The Colts have excellent players at other spots, but they are getting old. Robert Mathis, 33, is the all-time franchise sack leader who will sit through the first four weeks because of a suspension for using Clomid as a fertility aid. Reggie Wayne is 35 as he returns from a torn ACL. Forty-one year old kicker Adam Vinatieri has shown no sign of aging. Pat McAfee is a relative pup as one of the best punters in the NFL at age 27. Receiver T.Y. Hilton is only 24 as he enters a prime that may allow him to one day rival Marvin Harrison and Wayne as the best in team history.
Other than those players, the Colts are good, not great, and it’s hard to win championships without a bunch of great players.
Has general manager Ryan Grigson cobbled together a group that can hoist a Lombardi Trophy? There aren’t a lot self-proclaimed experts clamoring for seats on that particular bandwagon. Time will tell. The first report card comes Sunday night in Denver, and then the second will be issued at Lucas Oil Stadium the following Monday. By December, the speculation will have been replaced by knowledge.
That will be true for the Hoosiers too.
The fun of sports is in guessing what will happen, and some feel so strongly about their ability to predict the future, they invest cold cash on it. As for me, the pride of being right is enough. No sense throwing money at the unknown.
My guess is that the Colts finish the 2014 season 12-4, and the Hoosiers go 7-5 before playing in their second bowl since 2007. The Colts will advance to the AFC Championship, but fall just short of a third trip to the Super Bowl in less than a decade.
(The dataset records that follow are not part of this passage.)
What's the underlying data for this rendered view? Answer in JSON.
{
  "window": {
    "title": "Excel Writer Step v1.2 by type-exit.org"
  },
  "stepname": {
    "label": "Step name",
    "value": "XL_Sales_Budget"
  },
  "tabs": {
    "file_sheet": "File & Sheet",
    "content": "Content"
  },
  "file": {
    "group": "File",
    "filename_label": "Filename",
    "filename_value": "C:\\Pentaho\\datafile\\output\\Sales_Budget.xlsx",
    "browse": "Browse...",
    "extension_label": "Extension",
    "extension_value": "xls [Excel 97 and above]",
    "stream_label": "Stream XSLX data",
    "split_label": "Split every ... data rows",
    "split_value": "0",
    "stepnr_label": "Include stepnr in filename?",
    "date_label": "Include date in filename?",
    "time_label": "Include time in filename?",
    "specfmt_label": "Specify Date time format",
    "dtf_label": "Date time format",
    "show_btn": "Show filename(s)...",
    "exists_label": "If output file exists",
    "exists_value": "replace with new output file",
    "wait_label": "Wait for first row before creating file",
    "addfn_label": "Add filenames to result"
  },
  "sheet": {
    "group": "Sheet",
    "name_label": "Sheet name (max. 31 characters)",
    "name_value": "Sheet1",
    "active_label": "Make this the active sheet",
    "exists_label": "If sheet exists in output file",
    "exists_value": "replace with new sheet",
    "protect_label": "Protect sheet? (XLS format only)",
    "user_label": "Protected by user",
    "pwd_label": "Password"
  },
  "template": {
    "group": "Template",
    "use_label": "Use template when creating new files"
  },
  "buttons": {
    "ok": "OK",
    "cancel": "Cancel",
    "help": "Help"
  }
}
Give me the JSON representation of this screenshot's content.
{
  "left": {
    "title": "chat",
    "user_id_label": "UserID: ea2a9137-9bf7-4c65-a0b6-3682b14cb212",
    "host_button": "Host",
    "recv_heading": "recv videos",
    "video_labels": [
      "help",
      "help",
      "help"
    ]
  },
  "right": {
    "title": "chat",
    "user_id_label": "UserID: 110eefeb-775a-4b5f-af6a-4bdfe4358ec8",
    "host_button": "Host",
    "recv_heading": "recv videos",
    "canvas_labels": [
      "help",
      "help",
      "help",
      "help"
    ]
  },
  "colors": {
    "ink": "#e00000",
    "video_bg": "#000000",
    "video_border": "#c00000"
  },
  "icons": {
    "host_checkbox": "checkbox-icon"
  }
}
The guess work is now over, and all that’s left is for the Colts and Hoosiers to prove their value with performance, not words.